Around this time of the year, every public school student’s thoughts turn to one thing: Summer Vacation. It is understandable. After month upon month of construction paper and Calculus, the coursework may begin to seem like a dull grind.
However, I am concerned when I hear the same complaint at the outset of the school year. If, after only a few days or few weeks, a student is turned off to what is being offered in the classroom, it does not foreshadow success. Indeed, it unfortunately seems to be the case that too many children and young adults are already looking forward to the summer before the first leaf has turned in the fall.
The reasons can be many: social pressures, loneliness, undiagnosed learning disabilities, bullying, inappropriate academic placements—the list is as varied as the students we send off to school each year. Nonetheless, it seems likely that the main contributing factor is plain and simple boredom. Please understand that I am not suggesting learning is boring. Far from it. Education is a dynamic process that should challenge and enlighten our students.
However, what if the material taught in your child’s school is neither challenging nor enlightening?
Most students are astute enough to know when they are being fed cookbook curriculum, and they are more than clever enough to notice that the teacher is as uninspired by the rote material they are being compelled to teach as the young people in their classes. Students may dislike the hard work that comes with challenging content material; I can, however, guarantee they hate being forced to be bored. Do you ever wonder why some students “act up”, particularly in the lowest level classes? Perhaps it is sometimes less that they are troublesome and more that they need some stimulation to counteract the low quality of what sometimes passes for education in our public schools these days.
If you wonder why more and more parents are home schooling, you need only look to a gentleman I met recently who has home-schooled all four of his children. By the time they were fifteen, they had all “finished” high school and were beginning work on college level work for credit. He would be the first to admit that his offspring were not super-geniuses by any measure. He attributed their successes to trusting them to step up to the challenge of more difficult material and letting his children discover they were capable of far more than they ever imagined possible.
The vast majority of children and young people are capable of working at a far higher academic level than they are at present. However, if they are taught the lesson by our system of education (and sadly by some of their parents and not a few in our society) that “good enough” is more than enough and hard work is for fools, it should not be a surprise that so many students poke along aimlessly and find their joy somewhere other than the classroom. School should not be something that our young are forced to endure; it should be a place where they can count on being pushed to excel, learn about talents they never suspected were within them, and become confident young adults who are certain of their capabilities and know how to rise to meet the next challenge set before them.

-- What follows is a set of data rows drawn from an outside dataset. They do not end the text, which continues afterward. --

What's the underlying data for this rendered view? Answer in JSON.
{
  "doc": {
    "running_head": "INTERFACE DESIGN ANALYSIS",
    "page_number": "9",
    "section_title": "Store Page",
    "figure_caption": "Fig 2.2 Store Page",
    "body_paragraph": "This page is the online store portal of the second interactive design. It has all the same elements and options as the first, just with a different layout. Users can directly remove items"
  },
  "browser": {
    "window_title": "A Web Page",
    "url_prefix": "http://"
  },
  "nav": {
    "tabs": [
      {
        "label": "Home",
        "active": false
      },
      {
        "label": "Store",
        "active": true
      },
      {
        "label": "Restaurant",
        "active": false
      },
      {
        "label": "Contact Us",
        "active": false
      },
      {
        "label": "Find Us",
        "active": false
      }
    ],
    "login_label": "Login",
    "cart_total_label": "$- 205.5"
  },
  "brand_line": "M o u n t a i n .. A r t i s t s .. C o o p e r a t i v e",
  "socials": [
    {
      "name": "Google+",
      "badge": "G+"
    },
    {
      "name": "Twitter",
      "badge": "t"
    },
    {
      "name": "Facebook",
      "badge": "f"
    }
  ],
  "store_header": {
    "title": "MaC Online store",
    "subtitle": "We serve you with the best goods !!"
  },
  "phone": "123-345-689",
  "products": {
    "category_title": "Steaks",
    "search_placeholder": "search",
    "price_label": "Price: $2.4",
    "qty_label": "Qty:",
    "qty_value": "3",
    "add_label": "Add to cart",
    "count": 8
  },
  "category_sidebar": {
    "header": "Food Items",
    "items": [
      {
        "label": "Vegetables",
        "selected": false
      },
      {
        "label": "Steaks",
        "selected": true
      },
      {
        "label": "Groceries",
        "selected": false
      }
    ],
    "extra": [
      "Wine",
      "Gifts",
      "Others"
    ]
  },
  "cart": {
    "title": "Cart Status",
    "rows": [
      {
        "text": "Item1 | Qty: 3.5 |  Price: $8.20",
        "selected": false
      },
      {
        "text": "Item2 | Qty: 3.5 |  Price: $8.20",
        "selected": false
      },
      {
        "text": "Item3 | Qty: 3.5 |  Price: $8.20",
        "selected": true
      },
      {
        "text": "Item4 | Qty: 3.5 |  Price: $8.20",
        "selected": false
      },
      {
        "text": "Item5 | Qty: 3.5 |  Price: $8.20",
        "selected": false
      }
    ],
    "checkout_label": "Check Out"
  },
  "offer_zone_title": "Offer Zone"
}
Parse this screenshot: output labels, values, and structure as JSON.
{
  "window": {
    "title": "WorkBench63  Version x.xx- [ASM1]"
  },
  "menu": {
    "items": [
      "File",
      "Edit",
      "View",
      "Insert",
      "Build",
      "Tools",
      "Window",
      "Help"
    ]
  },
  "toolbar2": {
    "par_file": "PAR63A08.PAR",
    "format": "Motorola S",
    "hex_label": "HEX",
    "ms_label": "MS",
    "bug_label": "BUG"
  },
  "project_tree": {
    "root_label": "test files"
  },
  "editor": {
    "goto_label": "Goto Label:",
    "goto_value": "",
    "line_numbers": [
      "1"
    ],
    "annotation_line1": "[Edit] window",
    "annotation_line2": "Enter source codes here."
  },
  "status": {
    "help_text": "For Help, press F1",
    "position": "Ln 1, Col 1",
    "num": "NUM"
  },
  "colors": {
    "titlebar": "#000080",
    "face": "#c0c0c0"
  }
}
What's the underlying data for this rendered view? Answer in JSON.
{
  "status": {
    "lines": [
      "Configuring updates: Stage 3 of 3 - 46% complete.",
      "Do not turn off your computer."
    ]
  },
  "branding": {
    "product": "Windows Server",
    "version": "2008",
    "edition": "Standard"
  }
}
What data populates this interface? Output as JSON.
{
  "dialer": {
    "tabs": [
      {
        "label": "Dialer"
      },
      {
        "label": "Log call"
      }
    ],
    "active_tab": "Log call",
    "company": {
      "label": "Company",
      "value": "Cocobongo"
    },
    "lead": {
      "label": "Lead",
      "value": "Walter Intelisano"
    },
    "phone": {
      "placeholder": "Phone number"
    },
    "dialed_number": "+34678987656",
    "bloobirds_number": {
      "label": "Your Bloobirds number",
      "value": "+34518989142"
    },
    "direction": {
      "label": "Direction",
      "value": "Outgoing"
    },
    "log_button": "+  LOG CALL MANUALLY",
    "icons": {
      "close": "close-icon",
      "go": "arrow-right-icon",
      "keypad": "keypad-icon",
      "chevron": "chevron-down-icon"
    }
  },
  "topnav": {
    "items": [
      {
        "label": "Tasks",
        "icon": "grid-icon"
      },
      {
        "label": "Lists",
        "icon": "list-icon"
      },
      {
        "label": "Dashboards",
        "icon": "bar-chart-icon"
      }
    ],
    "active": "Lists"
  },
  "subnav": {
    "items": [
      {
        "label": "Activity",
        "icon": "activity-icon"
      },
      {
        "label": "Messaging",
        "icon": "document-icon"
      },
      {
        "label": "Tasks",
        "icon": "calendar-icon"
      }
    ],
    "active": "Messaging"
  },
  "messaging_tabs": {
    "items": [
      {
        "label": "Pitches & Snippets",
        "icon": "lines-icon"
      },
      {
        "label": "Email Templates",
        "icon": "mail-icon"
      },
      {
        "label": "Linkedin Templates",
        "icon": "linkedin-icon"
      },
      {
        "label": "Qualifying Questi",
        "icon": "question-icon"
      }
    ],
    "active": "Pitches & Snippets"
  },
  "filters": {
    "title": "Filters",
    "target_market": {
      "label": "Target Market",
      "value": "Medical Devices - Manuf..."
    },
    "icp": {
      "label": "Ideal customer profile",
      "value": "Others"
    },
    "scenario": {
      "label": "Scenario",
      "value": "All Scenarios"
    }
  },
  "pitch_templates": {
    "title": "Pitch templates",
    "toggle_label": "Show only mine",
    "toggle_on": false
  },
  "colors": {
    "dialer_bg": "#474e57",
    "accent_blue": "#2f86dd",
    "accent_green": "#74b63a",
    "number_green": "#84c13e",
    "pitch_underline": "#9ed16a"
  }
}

I encourage all parents to ask their children if the material they have learned during this school year is too easy or too hard. I believe you might be surprised by the answers